- What you will do -
Records follow. Pull out every line that contains "this".

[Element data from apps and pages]

==========

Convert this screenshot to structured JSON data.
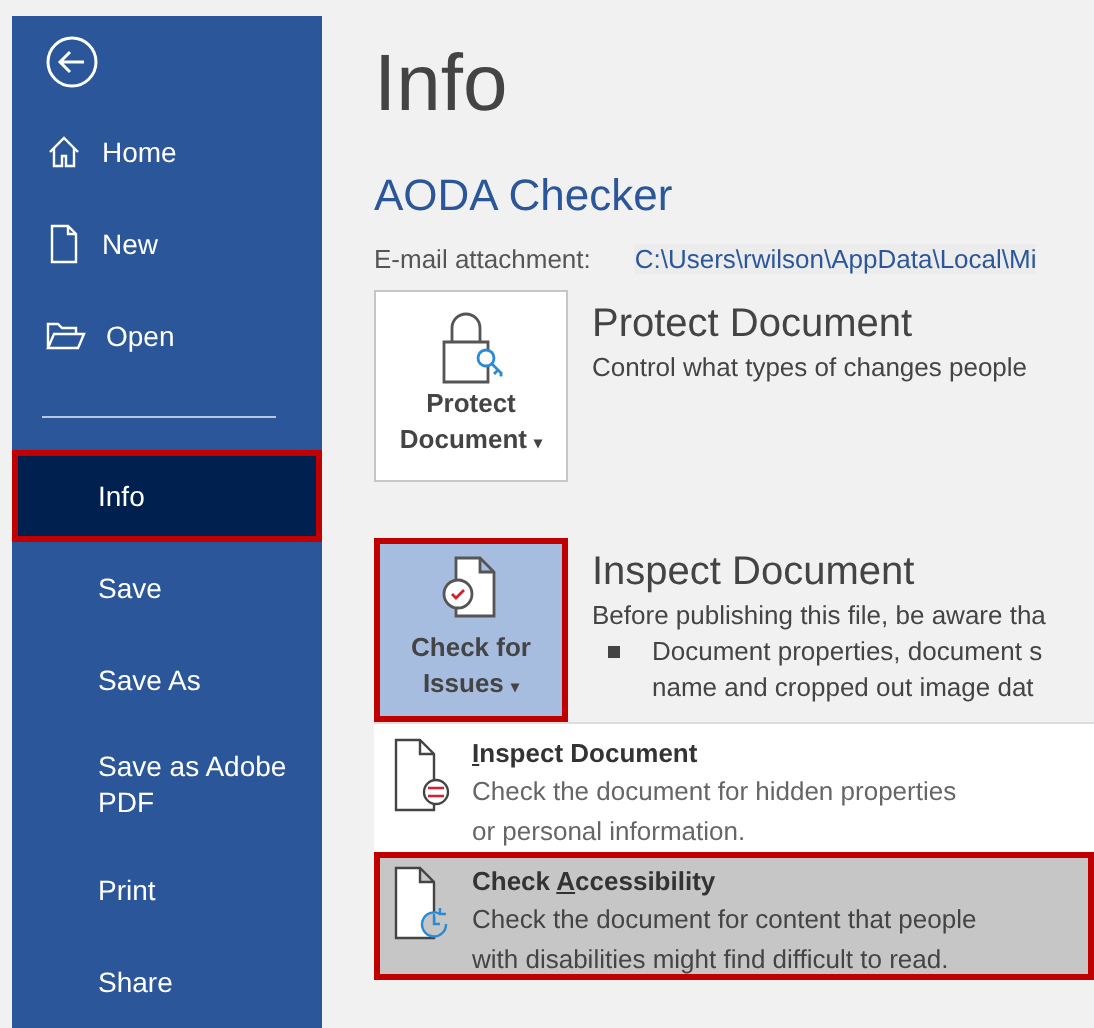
{
  "sidebar": {
    "items": [
      {
        "kind": "back",
        "selected": false,
        "outlined": false
      },
      {
        "kind": "home",
        "label": "Home",
        "selected": false,
        "outlined": false
      },
      {
        "kind": "new",
        "label": "New",
        "selected": false,
        "outlined": false
      },
      {
        "kind": "open",
        "label": "Open",
        "selected": false,
        "outlined": false
      },
      {
        "kind": "separator"
      },
      {
        "kind": "text",
        "label": "Info",
        "selected": true,
        "outlined": true
      },
      {
        "kind": "text",
        "label": "Save",
        "selected": false,
        "outlined": false
      },
      {
        "kind": "text",
        "label": "Save As",
        "selected": false,
        "outlined": false
      },
      {
        "kind": "text",
        "label": "Save as Adobe PDF",
        "selected": false,
        "outlined": false
      },
      {
        "kind": "text",
        "label": "Print",
        "selected": false,
        "outlined": false
      },
      {
        "kind": "text",
        "label": "Share",
        "selected": false,
        "outlined": false
      }
    ]
  },
  "page_title": "Info",
  "document_name": "AODA Checker",
  "location": {
    "label": "E-mail attachment:",
    "path": "C:\\Users\\rwilson\\AppData\\Local\\Mi"
  },
  "sections": [
    {
      "kind": "protect",
      "button": {
        "line1": "Protect",
        "line2": "Document",
        "caret": "▾",
        "outlined": false,
        "pressed": false
      },
      "title": "Protect Document",
      "text": "Control what types of changes people"
    },
    {
      "kind": "inspect",
      "button": {
        "line1": "Check for",
        "line2": "Issues",
        "caret": "▾",
        "outlined": true,
        "pressed": true
      },
      "title": "Inspect Document",
      "text": "Before publishing this file, be aware tha",
      "bullets": [
        [
          "Document properties, document s",
          "name and cropped out image dat"
        ]
      ]
    }
  ],
  "dropdown": {
    "items": [
      {
        "kind": "inspect",
        "label_parts": [
          {
            "text": "I",
            "underline": true
          },
          {
            "text": "nspect Document",
            "underline": false
          }
        ],
        "description": [
          "Check the document for hidden properties",
          "or personal information."
        ],
        "selected": false,
        "outlined": false
      },
      {
        "kind": "accessibility",
        "label_parts": [
          {
            "text": "Check ",
            "underline": false
          },
          {
            "text": "A",
            "underline": true
          },
          {
            "text": "ccessibility",
            "underline": false
          }
        ],
        "description": [
          "Check the document for content that people",
          "with disabilities might find difficult to read."
        ],
        "selected": true,
        "outlined": true
      }
    ]
  }
}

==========

- Answer for the task -
Convert this screenshot to structured JSON data.
      "text": "Before publishing this file, be aware tha",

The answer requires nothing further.